How can you tell that your crotch rot is really a yeast infection and not something else? Most medical types say that you should go to a doctor to get it diagnosed the first time, and then once you know what you're looking for, you can figure it out yourself the next time and respond appropriately. I used to blow this off as a bunch of MDs protecting their turf and their profits, but more and more evidence is accumulating that wimmin often misdiagnose themselves as having a yeast infections when they really have something else. This is bad because you might have a more serious problem that isn't getting treated while you futz around with yeast treatments. Just as bad, if you use an over-the-counter treatment for yeast and you don't really have yeast infection, you might be creating your own personal race of drug-resistant super-yeast, and next time you have a real yeast infection it could be damned hard to get rid of.
A doctor can tell for sure if you have a yeast infection by taking a swab and looking in a microscope. Most of us can't do this at home, but sometimes you can tell by the feel, look, and smell that you have a yeast infection. If your symptoms don't match this list, or you are confused or uncertain, go see a doctor if at all possible.
feels like an intense itching, burning sensation, localized in your vagina and vulva. This itching is not always present, but can get really bad, so bad you can hardly walk, let alone ride your bike to the pharmacy or doctor to get it treated.
looks like clumpy nasty white stuff. Most medical descriptions compare the discharge to ricotta cheese, but it can range from thick and not clumpy to faintly yellow to thin and clear.
smells like bread or beer. In fact, it smells pretty much exactly like yeast, although the yeast used in brewing and baking is an entirely different species (Saccharomyces cerevisiae). No bacteria could smell like that, so it's a great diagnostic.
Finally, in response to a reader's question, i point out that a yeast infection will NOT cause you to miss your period.
There are other nasty critters besides yeast that can sometimes infect your crotch, and it's helpful to know the symptoms of all of them so you can be really sure before you go treat yourself for a yeast infection you might not have.
- A bacterial infection of the vagina can feel a lot like a yeast infection if the vulval area is itchy or painful. unlike a yeast infection, the discharge can be dark yellow, green, or brown. And it won't smell like bread: it can smell like fish or something rotting, particularly after you have sex. If you think you might have a bacterial infection, or if you're not sure, get your diseased self to a medical professional, sister. The main treatment is prescription antibiotics.

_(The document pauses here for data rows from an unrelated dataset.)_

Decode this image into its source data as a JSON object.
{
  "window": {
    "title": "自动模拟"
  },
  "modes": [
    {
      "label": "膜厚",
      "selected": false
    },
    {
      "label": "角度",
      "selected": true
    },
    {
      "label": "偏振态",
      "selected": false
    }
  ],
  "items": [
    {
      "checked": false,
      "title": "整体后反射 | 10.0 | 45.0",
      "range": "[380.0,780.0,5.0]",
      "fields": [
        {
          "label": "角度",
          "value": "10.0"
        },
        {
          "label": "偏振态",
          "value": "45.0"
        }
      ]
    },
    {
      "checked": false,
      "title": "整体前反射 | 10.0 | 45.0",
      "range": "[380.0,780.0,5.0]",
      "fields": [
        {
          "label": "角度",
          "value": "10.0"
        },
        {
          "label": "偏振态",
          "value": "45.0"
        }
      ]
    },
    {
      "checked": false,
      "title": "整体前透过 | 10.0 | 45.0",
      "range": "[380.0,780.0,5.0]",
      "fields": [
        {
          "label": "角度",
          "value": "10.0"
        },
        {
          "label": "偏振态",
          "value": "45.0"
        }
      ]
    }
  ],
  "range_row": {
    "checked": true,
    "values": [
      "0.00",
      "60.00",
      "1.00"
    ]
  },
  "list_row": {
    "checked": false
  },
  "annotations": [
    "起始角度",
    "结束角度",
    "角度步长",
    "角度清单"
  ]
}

- Urinary tract infections, or UTIs, are due to bacteria infecting the urethra rather than the vagina. (And if you aren't sure about the difference, check out elf sternberg's page on the sexual anatomy of women.) UTIs can be fairly easily distinguished from vaginal infections by a host of symptoms, including pain or burning when urinating, blood or mucus in urine, needing to urinate often, pain or pressure in back or lower abdomen, and a fever or chills, all of which are typical of UTIs but not yeast infections. If you think you might have a UTI, don't mess around: go see a medical professional, because the infection can travel up past the bladder, causing kidney damage.
- Trichomoniasis is caused by a parasite that can infect both the vagina and the urinary tract, and is primarily sexually transmitted. If you have a trich infection, your crotch can be itchy or painful, it can hurt to urinate, intercourse can be painful, and occasionally you can experience pain in your lower abdomen. Again, you will have to see a medical person to get antibiotics for trich.